If You’re Riding
1. Use lightweight tack that covers the least amount of your horse’s body. This might mean switching from your heavy western saddle to a lightweight English saddle or bareback pad.
2. Take it easy! Your horse will appreciate a lighter and shorter ride. If you usually work in a sunny ring, maybe opt to take a trail ride in the shade instead. No matter what you do, be sure to include a proper cool down at the end of your ride.
3. Before you finish with your horse, be sure to give him a nice cold shower with the hose to cool his body temperature. The most important areas to spray are his neck, chest, and between his legs.
4. Adjust your turnout schedule so your horse can be out in cooler times of day: in the early morning and in the evening. These are also the times of day with the best shade. If you turn out in the middle of the day, be sure your horse has some access to shade for relief from the blazing sun.

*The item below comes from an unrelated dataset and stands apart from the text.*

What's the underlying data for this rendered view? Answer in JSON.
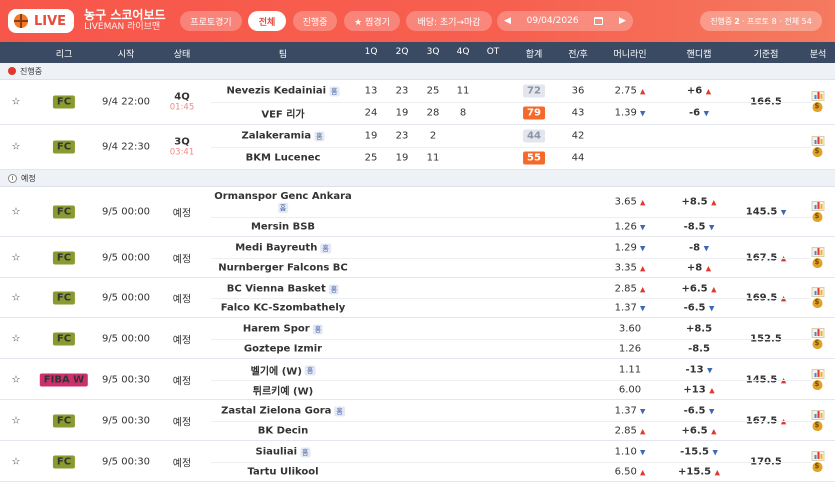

5. Don’t let the bugs stress your horse out even more. For horses sensitive to bugs, make sure you take fly care seriously. You may even consider investing in a fly sheet with cooling technology, like the WeatherBeeta Airflow fly sheets, that will repel flies and keep air flowing.

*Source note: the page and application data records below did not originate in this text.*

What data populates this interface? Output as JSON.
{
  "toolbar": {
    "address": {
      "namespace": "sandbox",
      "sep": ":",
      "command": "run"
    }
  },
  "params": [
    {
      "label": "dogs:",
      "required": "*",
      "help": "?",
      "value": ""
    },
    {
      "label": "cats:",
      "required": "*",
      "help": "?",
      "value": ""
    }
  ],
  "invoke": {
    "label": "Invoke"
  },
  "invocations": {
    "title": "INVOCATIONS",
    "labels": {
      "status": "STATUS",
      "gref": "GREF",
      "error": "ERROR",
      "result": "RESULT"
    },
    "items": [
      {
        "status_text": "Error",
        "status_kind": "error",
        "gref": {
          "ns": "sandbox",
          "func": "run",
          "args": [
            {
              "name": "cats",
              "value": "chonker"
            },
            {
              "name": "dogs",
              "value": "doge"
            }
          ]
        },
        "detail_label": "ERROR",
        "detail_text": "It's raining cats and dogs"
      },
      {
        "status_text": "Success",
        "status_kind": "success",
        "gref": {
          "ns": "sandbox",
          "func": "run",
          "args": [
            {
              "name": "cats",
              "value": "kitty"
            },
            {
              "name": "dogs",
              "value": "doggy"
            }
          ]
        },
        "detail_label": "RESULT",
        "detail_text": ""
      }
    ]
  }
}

6. Sometimes it’s most comfortable to stable your horses midday, when the sun is at its max. If they are in during the day, install fans in your barn aisle and/or stalls for good airflow.
7. If you need to transport your horse in the heat, consider adjusting transport time to cooler times of day. Be sure to have the trailer vents open, and offer water frequently.
8. Maintaining your horse’s hydration is vital in high temperatures. All horses should have free access to water at all times! To check for hydration at home, you can try the following tests:
- Pinch a little skin on the horse’s neck and wait for it to go back down. If it stays “pinched” for more than a few seconds, he might be dehydrated.
- Check capillary refill time. To do so, press down on a small area of the horse’s gums with one finger until it turns pale (a few seconds). Remove your finger and monitor how long it takes for blood to refill those capillaries (turn back to normal color). If this takes more than a few seconds, he might be dehydrated.
9. If you suspect dehydration, you may be able to help your horse yourself by giving electrolyte supplements. A quick solution to mild dehydration is fast-acting electrolyte paste. The paste comes in a single-use syringe and will work quickly to restore electrolytes. This is a great item to keep in the barn just in case. You can also be proactive by feeding an electrolyte powder in your horse’s morning feed, as well as dissolving them in the water trough, and offer a salt or mineral lick to encourage drinking.
Note: If you ever suspect severe dehydration, call your vet immediately.
10. Freeze gallon jugs of water and place them in your water trough like ice cubes! The cold water will help regulate your horse’s temperature from the inside out.
Use these tips to make sure you can continue to have fun with your horses this summer, even if you’re drenched in sweat.
And, as with all horse health matters, make sure you reach out to your vet if you notice any abnormal or concerning behaviors with your horse in the heat and humidity.
Do you have any more tips and tricks for keeping your horse cool in the summer? Leave us a comment with your best one!